Data for processing:
---

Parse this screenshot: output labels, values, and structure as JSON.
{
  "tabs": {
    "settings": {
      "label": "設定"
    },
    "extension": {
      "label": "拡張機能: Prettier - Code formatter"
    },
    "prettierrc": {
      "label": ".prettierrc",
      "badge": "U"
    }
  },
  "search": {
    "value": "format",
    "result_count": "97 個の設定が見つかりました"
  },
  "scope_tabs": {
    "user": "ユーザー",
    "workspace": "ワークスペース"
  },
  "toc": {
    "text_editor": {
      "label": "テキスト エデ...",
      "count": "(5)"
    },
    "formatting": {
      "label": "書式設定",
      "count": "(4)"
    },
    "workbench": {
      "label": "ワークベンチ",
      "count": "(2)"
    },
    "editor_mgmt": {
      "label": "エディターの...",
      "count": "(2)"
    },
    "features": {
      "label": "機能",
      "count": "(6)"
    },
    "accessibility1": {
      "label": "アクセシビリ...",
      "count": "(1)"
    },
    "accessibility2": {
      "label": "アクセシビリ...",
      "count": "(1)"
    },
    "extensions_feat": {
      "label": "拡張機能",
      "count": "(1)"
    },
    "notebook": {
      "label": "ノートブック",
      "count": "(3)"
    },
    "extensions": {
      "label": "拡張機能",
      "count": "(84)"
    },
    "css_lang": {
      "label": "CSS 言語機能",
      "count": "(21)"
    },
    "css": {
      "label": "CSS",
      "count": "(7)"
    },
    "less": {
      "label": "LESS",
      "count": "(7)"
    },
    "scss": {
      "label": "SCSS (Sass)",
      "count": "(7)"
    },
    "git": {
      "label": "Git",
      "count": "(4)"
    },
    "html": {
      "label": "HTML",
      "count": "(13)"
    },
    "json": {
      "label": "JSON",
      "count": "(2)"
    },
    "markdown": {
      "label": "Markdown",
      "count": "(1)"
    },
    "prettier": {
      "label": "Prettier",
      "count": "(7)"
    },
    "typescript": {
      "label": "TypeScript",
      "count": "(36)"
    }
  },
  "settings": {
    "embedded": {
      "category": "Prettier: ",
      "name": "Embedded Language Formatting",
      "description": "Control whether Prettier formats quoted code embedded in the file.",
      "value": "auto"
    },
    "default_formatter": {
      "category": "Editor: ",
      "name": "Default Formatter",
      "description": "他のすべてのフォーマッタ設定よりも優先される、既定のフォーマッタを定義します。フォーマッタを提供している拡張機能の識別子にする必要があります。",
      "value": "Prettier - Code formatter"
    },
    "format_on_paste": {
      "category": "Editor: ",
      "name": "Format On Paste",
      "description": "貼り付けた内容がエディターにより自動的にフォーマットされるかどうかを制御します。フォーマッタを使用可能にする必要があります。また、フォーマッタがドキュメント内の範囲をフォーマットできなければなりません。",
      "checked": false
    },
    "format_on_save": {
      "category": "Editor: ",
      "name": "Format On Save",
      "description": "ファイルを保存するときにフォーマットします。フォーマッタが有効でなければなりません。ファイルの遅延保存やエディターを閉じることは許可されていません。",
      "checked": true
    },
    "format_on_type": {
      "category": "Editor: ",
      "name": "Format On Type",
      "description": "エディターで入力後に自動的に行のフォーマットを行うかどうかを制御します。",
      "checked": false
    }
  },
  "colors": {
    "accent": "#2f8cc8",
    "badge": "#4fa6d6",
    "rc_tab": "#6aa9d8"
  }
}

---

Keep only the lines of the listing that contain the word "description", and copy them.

      "description": "Control whether Prettier formats quoted code embedded in the file.",
      "description": "他のすべてのフォーマッタ設定よりも優先される、既定のフォーマッタを定義します。フォーマッタを提供している拡張機能の識別子にする必要があります。",
      "description": "貼り付けた内容がエディターにより自動的にフォーマットされるかどうかを制御します。フォーマッタを使用可能にする必要があります。また、フォーマッタがドキュメント内の範囲をフォーマットできなければなりません。",
      "description": "ファイルを保存するときにフォーマットします。フォーマッタが有効でなければなりません。ファイルの遅延保存やエディターを閉じることは許可されていません。",
      "description": "エディターで入力後に自動的に行のフォーマットを行うかどうかを制御します。",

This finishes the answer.